    platforms = platforms ? "-e '" + platforms + "'" : ''
    testFilter = testFilter ? "--test '" + testFilter + "'" : ''

    // Add sauce credentials
    sauce(sauceCredential) {
        // Start sauce connect
        sauceconnect() {
            // Run selenium tests using Nightwatch.js
            // Ignore error codes. The junit publisher will cover setting build status.
            sh "./node_modules/.bin/nightwatch ${platforms} ${testFilter} || true" (1)
        }
    }
}
1 In this form, this could not be written using a literal single-quoted string. Here, platforms and testFilter are groovy variables, not environment variables.
vars/xUnitPublishResults.groovy
def call(String pattern, Integer failWhenSkippedExceeds,
        Integer failWhenFailedExceeds) {
    step([$class: 'XUnitBuilder',
        thresholds: [
            [$class: 'SkippedThreshold', failureThreshold: failWhenSkippedExceeds.toString()],
            // Allow for a significant number of failures
            // Keeping this threshold so that overwhelming failures are guaranteed
            //     to still fail the build
            [$class: 'FailedThreshold', failureThreshold: failWhenFailedExceeds.toString()]],
        tools: [[$class: 'JUnitType', pattern: pattern]]])
}

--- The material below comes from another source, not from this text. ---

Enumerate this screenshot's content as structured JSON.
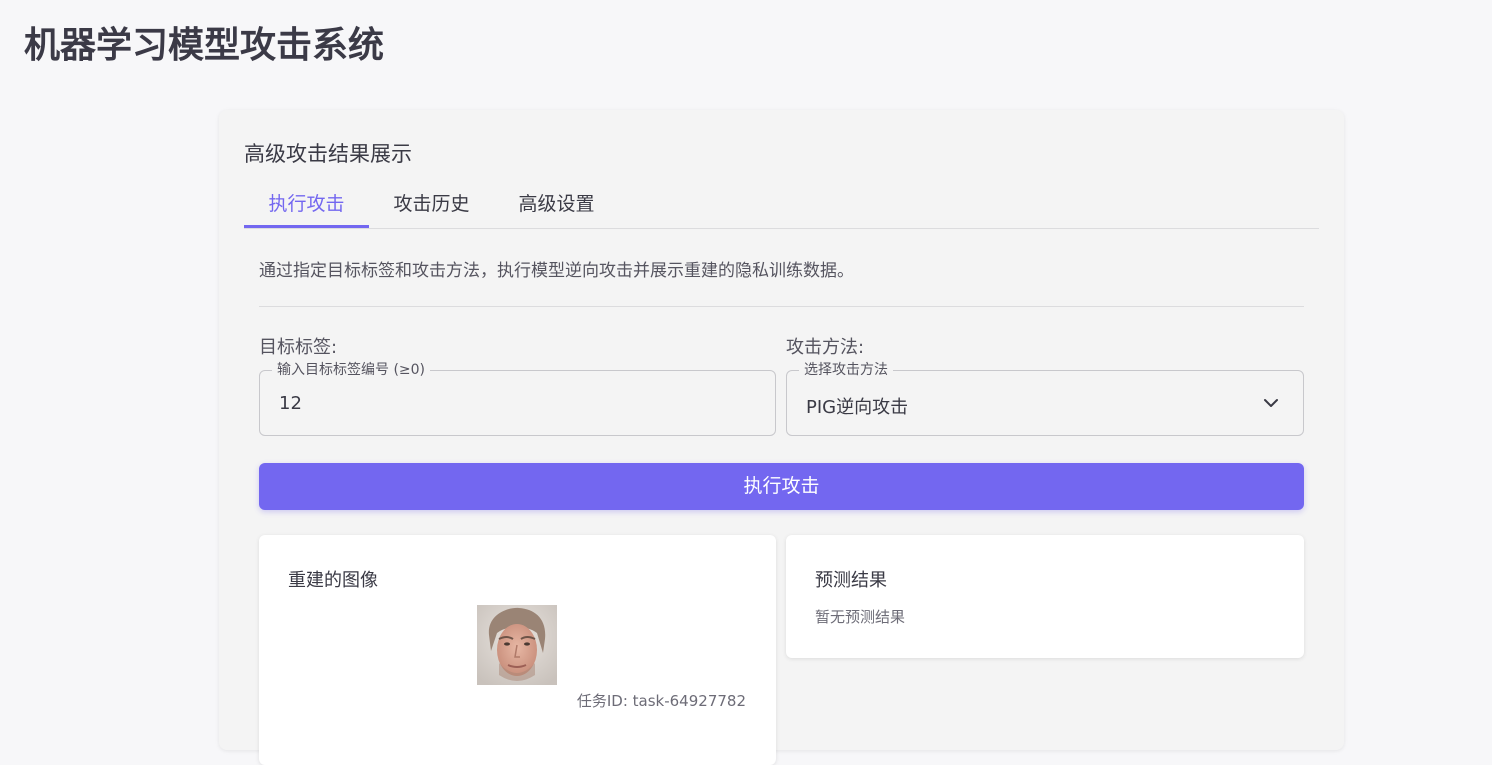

Running Conditional Stages using when

This is a sample web testing project. We probably wouldn’t deploy it like we would production code, but we might still want to deploy somewhere, by publishing it to an artifact repository, for example. This project is hosted on GitHub and uses feature branches and pull requests to make changes. I’d like to use the same Pipeline for feature branches, pull requests, and the master branch, but I only want to deploy from master.

In Scripted, we’d wrap a stage in an if-then and check if the branch for the current run is named "master". Declarative doesn’t support that kind of general conditional behavior. Instead, it provides a when directive that can be added to stage sections. The when directive supports several types of conditions, including a branch condition, where the stage will run when the branch name matches the specified pattern. That is exactly what we need here.

Jenkinsfile
stages {
    /* ... unchanged ... */
    stage ('Deploy') {
        when {
            branch 'master'
        }
        steps {
             echo 'Placeholder for deploy steps.'
        }
    }
}

When we run our Pipeline with this new stage, we get the following outputs:

Log output for feature/test branch
...
Finished Sauce Labs test publisher
[Pipeline] }
[Pipeline] // stage
[Pipeline] stage
[Pipeline] { (Deploy)
Stage 'Deploy' skipped due to when conditional
[Pipeline] }
[Pipeline] // stage
[Pipeline] }
...
Log output for master branch
...
Finished Sauce Labs test publisher
[Pipeline] }
[Pipeline] // stage
[Pipeline] stage
[Pipeline] { (Deploy)
[Pipeline] echo
Placeholder for deploy steps.
[Pipeline] }
[Pipeline] // stage
[Pipeline] }
...

Conclusion

I have to say, our latest Declarative Pipeline turned out extremely well. I think someone coming from Freestyle jobs, with little to no experience with Pipeline or Groovy, would still be able to look at this Declarative Pipeline and make sense of what it is doing. We’ve added new functionality to our Pipeline while making it easier to understand and maintain.

I hope you’ve learned as much as I have during this blog series. I’m excited to see that even in the the short time since Declarative 1.0 was released, teams are already using it in make improvements similar to what those we’ve covered in this series. Thanks for reading!